Exercise prompt:
Find every line in the records below that holds the word "section" and copy it.

[App and web page records]
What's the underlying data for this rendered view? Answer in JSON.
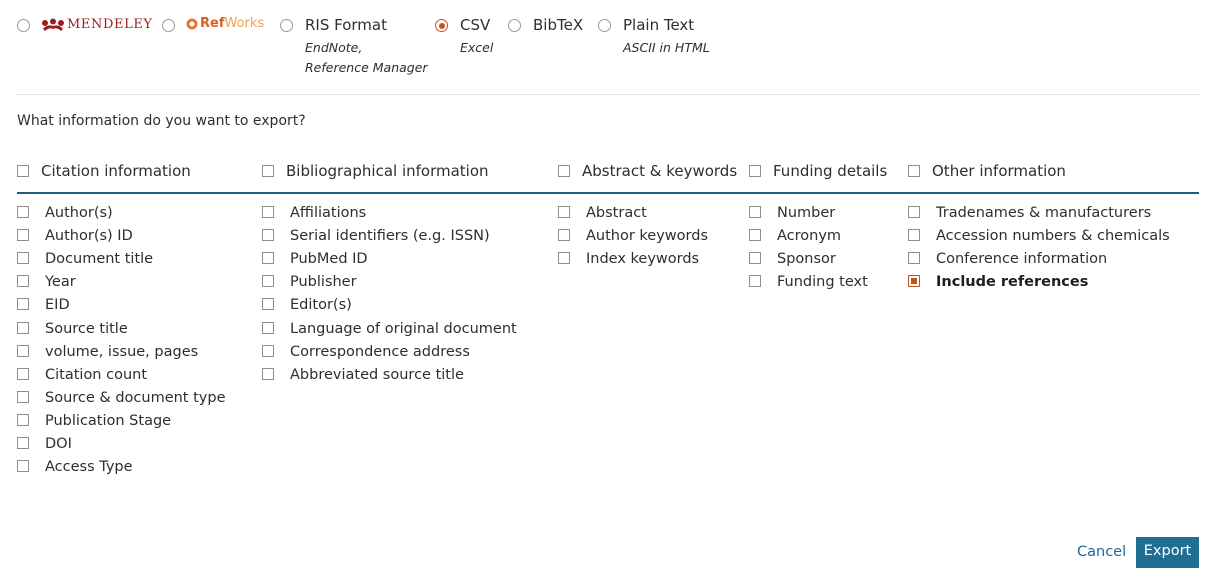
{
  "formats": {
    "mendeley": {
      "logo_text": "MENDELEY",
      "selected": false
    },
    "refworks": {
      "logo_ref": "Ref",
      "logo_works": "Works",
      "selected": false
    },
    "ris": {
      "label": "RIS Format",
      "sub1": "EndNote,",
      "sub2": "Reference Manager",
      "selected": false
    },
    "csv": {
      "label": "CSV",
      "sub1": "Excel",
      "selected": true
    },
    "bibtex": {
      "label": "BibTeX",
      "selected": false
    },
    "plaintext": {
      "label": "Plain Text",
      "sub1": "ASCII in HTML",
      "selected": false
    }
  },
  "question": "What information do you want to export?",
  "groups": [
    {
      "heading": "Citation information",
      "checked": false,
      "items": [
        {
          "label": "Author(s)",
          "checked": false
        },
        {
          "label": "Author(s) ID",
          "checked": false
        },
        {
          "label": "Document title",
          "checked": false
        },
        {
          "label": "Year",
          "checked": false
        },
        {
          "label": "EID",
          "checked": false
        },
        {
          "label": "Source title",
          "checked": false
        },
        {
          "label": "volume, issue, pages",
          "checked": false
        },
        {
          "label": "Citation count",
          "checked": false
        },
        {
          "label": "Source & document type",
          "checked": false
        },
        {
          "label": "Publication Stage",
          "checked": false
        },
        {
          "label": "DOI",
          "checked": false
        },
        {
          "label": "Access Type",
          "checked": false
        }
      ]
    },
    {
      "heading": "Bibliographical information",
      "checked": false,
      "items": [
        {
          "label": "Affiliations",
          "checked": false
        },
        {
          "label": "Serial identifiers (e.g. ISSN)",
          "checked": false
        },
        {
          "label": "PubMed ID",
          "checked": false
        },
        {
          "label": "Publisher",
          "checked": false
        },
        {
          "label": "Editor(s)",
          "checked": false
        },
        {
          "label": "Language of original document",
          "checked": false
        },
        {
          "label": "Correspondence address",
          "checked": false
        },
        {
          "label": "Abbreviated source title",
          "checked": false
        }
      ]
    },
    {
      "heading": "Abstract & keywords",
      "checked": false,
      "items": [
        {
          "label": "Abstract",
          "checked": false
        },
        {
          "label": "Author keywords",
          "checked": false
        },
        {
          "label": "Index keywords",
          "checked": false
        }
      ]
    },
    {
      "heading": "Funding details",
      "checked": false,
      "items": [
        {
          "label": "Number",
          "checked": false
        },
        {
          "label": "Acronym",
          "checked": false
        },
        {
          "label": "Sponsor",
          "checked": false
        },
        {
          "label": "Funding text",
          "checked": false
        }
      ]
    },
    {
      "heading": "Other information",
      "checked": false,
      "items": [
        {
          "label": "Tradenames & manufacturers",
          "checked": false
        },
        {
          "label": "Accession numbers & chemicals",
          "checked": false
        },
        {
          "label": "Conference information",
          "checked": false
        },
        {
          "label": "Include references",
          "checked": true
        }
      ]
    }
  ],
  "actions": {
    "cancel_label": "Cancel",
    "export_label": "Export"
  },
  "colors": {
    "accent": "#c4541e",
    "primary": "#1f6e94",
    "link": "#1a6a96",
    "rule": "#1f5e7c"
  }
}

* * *

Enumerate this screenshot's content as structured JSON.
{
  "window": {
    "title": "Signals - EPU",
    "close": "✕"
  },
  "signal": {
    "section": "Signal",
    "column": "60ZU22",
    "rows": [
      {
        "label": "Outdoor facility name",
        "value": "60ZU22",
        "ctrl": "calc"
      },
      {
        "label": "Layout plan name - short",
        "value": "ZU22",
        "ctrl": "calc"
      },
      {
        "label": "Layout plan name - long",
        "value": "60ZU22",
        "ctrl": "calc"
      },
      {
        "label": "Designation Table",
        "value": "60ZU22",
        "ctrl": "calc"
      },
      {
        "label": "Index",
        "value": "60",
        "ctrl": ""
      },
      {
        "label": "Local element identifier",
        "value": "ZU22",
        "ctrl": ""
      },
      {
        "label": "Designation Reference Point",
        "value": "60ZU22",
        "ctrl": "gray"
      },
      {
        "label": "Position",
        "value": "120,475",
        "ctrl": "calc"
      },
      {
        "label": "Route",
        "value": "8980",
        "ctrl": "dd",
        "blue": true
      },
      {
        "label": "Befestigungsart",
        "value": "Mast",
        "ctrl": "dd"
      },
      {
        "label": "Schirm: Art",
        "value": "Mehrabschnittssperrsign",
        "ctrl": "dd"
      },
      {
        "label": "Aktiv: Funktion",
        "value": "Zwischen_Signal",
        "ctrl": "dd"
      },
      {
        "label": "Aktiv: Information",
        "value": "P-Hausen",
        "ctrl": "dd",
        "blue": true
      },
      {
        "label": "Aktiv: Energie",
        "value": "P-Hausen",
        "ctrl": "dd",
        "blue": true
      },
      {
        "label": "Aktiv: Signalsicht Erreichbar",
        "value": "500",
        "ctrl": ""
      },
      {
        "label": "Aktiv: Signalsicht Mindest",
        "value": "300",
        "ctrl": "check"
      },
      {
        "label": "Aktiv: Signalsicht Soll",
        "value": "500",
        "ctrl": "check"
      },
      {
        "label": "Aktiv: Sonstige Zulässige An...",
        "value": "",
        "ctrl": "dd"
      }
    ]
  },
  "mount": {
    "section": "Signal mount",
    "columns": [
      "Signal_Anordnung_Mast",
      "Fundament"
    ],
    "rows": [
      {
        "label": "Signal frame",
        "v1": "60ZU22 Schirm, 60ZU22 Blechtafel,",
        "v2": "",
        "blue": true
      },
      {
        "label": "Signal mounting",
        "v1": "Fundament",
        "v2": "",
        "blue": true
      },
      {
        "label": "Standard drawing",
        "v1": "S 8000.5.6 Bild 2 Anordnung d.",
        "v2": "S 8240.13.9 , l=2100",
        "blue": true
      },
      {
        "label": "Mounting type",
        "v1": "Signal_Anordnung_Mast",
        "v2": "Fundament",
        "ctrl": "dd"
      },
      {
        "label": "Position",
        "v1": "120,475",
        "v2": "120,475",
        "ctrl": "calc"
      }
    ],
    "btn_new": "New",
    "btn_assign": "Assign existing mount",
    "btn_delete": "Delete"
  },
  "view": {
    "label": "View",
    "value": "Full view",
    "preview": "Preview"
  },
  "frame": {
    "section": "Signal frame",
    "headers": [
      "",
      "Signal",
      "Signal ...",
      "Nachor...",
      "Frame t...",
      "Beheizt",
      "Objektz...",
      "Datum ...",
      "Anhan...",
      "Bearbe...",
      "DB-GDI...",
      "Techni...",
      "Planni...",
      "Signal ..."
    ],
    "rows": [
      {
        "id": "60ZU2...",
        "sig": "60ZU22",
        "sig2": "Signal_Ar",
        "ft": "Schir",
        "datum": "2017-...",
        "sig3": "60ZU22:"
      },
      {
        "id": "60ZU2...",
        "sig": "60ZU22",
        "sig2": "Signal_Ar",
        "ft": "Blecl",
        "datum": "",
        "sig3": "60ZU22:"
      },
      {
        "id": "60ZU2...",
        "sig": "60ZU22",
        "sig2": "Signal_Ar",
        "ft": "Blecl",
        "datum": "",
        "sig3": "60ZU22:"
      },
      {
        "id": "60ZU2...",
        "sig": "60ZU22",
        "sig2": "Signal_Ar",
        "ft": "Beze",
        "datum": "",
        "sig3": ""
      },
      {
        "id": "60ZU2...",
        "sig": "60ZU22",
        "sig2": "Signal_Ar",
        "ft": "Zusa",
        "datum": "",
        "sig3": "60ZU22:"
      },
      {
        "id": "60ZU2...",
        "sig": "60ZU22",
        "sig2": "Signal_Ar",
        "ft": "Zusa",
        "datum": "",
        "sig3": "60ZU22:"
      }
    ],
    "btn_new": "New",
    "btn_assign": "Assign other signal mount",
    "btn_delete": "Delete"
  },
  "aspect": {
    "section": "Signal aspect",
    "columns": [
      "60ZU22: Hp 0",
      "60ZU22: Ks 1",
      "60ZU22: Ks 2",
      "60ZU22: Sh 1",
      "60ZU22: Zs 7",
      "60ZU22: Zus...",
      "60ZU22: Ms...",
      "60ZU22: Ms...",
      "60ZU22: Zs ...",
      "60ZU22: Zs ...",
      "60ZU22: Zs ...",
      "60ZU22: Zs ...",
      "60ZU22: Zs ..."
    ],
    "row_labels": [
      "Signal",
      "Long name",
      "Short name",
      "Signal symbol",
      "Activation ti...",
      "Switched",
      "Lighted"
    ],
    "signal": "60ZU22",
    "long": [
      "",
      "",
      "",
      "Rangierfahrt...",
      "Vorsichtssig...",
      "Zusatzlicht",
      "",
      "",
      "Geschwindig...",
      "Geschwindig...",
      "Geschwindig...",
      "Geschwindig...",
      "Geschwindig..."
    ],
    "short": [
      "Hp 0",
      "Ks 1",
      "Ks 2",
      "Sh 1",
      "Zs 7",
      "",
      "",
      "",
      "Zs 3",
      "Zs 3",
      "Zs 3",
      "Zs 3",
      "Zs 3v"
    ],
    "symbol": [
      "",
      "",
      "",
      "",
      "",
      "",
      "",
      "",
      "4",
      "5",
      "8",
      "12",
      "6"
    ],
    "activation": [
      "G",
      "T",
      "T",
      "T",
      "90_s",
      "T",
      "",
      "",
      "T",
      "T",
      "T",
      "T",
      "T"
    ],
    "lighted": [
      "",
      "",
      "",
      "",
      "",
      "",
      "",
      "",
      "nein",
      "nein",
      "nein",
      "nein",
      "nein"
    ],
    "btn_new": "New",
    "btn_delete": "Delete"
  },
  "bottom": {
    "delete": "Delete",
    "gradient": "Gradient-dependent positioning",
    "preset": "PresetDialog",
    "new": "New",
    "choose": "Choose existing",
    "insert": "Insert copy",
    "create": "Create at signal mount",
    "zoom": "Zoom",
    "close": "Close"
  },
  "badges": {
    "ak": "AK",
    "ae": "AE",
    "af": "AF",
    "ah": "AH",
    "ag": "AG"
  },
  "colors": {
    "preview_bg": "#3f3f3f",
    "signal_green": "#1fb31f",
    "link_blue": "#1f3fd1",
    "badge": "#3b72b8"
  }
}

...

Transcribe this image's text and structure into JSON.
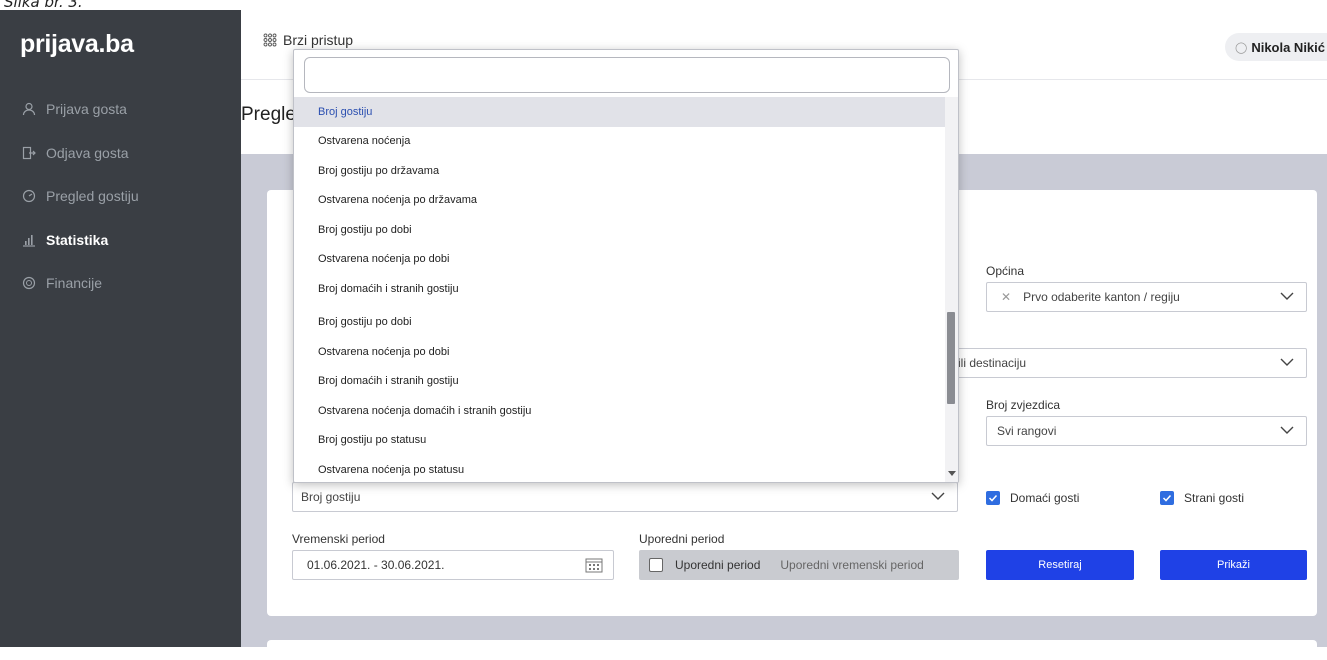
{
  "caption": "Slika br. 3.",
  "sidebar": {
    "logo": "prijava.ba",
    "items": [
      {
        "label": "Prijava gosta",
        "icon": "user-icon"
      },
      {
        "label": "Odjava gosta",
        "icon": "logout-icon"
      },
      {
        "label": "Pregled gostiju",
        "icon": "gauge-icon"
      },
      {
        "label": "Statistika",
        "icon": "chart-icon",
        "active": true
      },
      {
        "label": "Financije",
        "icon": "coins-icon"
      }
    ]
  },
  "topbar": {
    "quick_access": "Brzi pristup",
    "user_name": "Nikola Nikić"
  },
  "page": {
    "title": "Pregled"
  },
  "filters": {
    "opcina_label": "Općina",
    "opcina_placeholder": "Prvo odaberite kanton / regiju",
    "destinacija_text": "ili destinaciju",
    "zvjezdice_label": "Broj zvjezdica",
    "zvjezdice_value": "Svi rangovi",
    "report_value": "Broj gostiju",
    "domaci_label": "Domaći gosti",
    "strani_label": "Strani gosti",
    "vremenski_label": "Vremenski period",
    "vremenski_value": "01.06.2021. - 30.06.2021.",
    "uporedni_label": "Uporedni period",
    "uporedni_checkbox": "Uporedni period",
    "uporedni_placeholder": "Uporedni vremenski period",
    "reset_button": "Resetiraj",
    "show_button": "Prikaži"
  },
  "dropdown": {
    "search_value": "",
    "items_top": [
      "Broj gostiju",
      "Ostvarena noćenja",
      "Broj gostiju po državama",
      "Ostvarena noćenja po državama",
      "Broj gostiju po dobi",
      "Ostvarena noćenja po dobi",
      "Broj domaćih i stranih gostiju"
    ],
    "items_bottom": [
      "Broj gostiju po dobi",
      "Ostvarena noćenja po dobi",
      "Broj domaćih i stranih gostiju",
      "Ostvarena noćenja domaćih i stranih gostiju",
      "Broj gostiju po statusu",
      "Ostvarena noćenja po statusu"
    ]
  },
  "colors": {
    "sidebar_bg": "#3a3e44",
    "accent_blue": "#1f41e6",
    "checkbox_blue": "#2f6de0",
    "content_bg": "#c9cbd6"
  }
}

Written solution:
    "section": "Signal",
    "section": "Signal mount",
    "section": "Signal frame",
    "section": "Signal aspect",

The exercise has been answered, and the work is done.